The three main female ensemble members, Lena Owens as Wendy Jo, Nicole Vanessa Ortiz as Rusty, and Grace Slear as Urleen differ in color, size, style, vocal style, and attitude, while working together as if they were triplets in the womb. The supporting cast also features Joshua Logan Alexander (think William Zabka from The Karate Kid) as bad boy Chuck and Peter McPoland, who steals the show as Ren’s nerdy, awkward and totally adorable best friend Willard Hewitt. Spencer Liff’s choreography is dynamic and exciting, with each performer highlighted for their own special talents. It is clear that Liff choreographed with this cast in mind rather than applying a formulaic approach. For instance, Liff gives Johnson opportunities to shine with his jazz-hip hop style and physicality–choreography clearly not intended for someone who channels less Michael Jackson.
The principals are phenomenal. Ariel Moore, portrayed with star power by Isabelle McCalla, is the rebellious daughter of Rev. Shaw Moore (Michael Park, with one of the most layered and nuanced performances in the production) and his dutifully sad wife Vi (Rebecca Luker, whose portrayal highlights the quiet inner strength of her character’s strategic subservience). McCalla is a powerhouse, belting “Holding Out For a Hero” like Bonnie Tyler and tenderly crooning with Ren in “Almost Paradise.” Her tiny frame stands in contrast to her huge stage presence. Expect to see McCalla accepting a Tony Award someday. Her chemistry with Johnson is crackling and believable, and their harmony on “Almost Paradise” is the stuff of teen love. Johnson and Kuhn are tender and believable as son and mother, and the trio of Kuhn, McCalla, and Luker singing “Learning to be Silent” is beautifully tragic.
Footloose features a score by Tom Snow and Dean Pitchford, with additional music by Eric Carmen, Sammy Hagar, Kenny Loggins, and Jim Steinman.

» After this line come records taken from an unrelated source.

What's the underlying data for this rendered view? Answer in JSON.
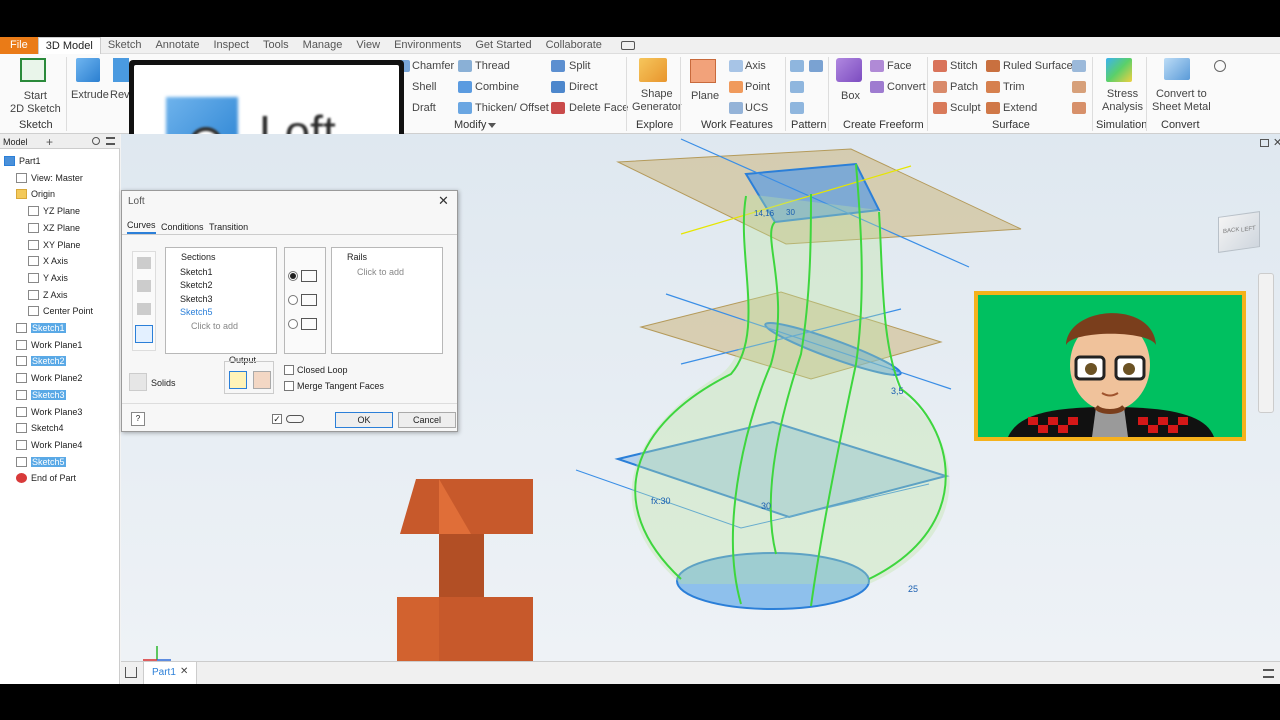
{
  "menu": {
    "tabs": [
      "File",
      "3D Model",
      "Sketch",
      "Annotate",
      "Inspect",
      "Tools",
      "Manage",
      "View",
      "Environments",
      "Get Started",
      "Collaborate"
    ],
    "active": "3D Model"
  },
  "ribbon": {
    "start_sketch": "Start\n2D Sketch",
    "extrude": "Extrude",
    "revolve": "Rev",
    "sketch_group": "Sketch",
    "chamfer": "Chamfer",
    "shell": "Shell",
    "draft": "Draft",
    "thread": "Thread",
    "combine": "Combine",
    "thicken": "Thicken/ Offset",
    "split": "Split",
    "direct": "Direct",
    "delete_face": "Delete Face",
    "modify_group": "Modify",
    "shape_generator": "Shape\nGenerator",
    "explore_group": "Explore",
    "plane": "Plane",
    "axis": "Axis",
    "point": "Point",
    "ucs": "UCS",
    "work_features_group": "Work Features",
    "pattern_group": "Pattern",
    "box": "Box",
    "face": "Face",
    "convert": "Convert",
    "create_freeform_group": "Create Freeform",
    "stitch": "Stitch",
    "patch": "Patch",
    "sculpt": "Sculpt",
    "ruled_surface": "Ruled Surface",
    "trim": "Trim",
    "extend": "Extend",
    "surface_group": "Surface",
    "stress_analysis": "Stress\nAnalysis",
    "simulation_group": "Simulation",
    "convert_sheet": "Convert to\nSheet Metal",
    "convert_group": "Convert"
  },
  "browser": {
    "tab": "Model",
    "items": [
      {
        "label": "Part1",
        "indent": 0,
        "highlight": false
      },
      {
        "label": "View: Master",
        "indent": 1,
        "highlight": false
      },
      {
        "label": "Origin",
        "indent": 1,
        "highlight": false
      },
      {
        "label": "YZ Plane",
        "indent": 2,
        "highlight": false
      },
      {
        "label": "XZ Plane",
        "indent": 2,
        "highlight": false
      },
      {
        "label": "XY Plane",
        "indent": 2,
        "highlight": false
      },
      {
        "label": "X Axis",
        "indent": 2,
        "highlight": false
      },
      {
        "label": "Y Axis",
        "indent": 2,
        "highlight": false
      },
      {
        "label": "Z Axis",
        "indent": 2,
        "highlight": false
      },
      {
        "label": "Center Point",
        "indent": 2,
        "highlight": false
      },
      {
        "label": "Sketch1",
        "indent": 1,
        "highlight": true
      },
      {
        "label": "Work Plane1",
        "indent": 1,
        "highlight": false
      },
      {
        "label": "Sketch2",
        "indent": 1,
        "highlight": true
      },
      {
        "label": "Work Plane2",
        "indent": 1,
        "highlight": false
      },
      {
        "label": "Sketch3",
        "indent": 1,
        "highlight": true
      },
      {
        "label": "Work Plane3",
        "indent": 1,
        "highlight": false
      },
      {
        "label": "Sketch4",
        "indent": 1,
        "highlight": false
      },
      {
        "label": "Work Plane4",
        "indent": 1,
        "highlight": false
      },
      {
        "label": "Sketch5",
        "indent": 1,
        "highlight": true
      },
      {
        "label": "End of Part",
        "indent": 1,
        "highlight": false
      }
    ]
  },
  "loft_popup": {
    "label": "Loft"
  },
  "dialog": {
    "title": "Loft",
    "tabs": [
      "Curves",
      "Conditions",
      "Transition"
    ],
    "sections_header": "Sections",
    "sections": [
      "Sketch1",
      "Sketch2",
      "Sketch3",
      "Sketch5"
    ],
    "click_to_add": "Click to add",
    "rails_header": "Rails",
    "output_label": "Output",
    "solids_label": "Solids",
    "closed_loop": "Closed Loop",
    "merge_tangent": "Merge Tangent Faces",
    "ok": "OK",
    "cancel": "Cancel"
  },
  "viewport": {
    "dims": [
      "3,5",
      "fx:30",
      "30",
      "25",
      "14,16",
      "30"
    ],
    "viewcube": [
      "BACK",
      "LEFT"
    ]
  },
  "docbar": {
    "tab": "Part1"
  }
}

The film’s soundtrack boasts hits such as “Footloose,” “Let’s Hear it For the Boy,” “Almost Paradise,” and “Holding Out For a Hero,” and music director Sonny Paladino brings out the sweet spots in the actors’ vocals with each number.
Completing the creative team are set and projection designer Paul Tate dePoo III, costume designer David Woolard, lighting designer Cory Pattak and sound designer Jon Weston.
Broadway Center Stage at the Kennedy Center offers Washington, DC patrons a unique opportunity to see Broadway shows in their earliest stages. If Footloose is indicative of the rest of this season’s shows, Broadway Center Stage is the place to be this year.
Running Time: Approximately two hours and 15 minutes, including one 18-minute intermission.
Broadway Center Stage: Footloose plays through October 14, 2019, at the John F. Kennedy Center for the Performing Arts Broadway Center Stage, 2700 F St NW, Washington, DC. For tickets, call the box office at (202) 467-4600 or (800) 444-1324, or go online.
Michael Mulheren, Coach Dunbar; Rema Webb, Lulu Warnicker/Eleanor Dunbar/Betty Blast
Ensemble: Brandon Burks, Claire Crause, Michele Lee, Jess LeProtto, Gregory Liles, Nick Martinez, Maximilian Sangerman, Jonathan Savage, Bethany Tesarck, Tiernan Tunnicliffe, Jamar Williams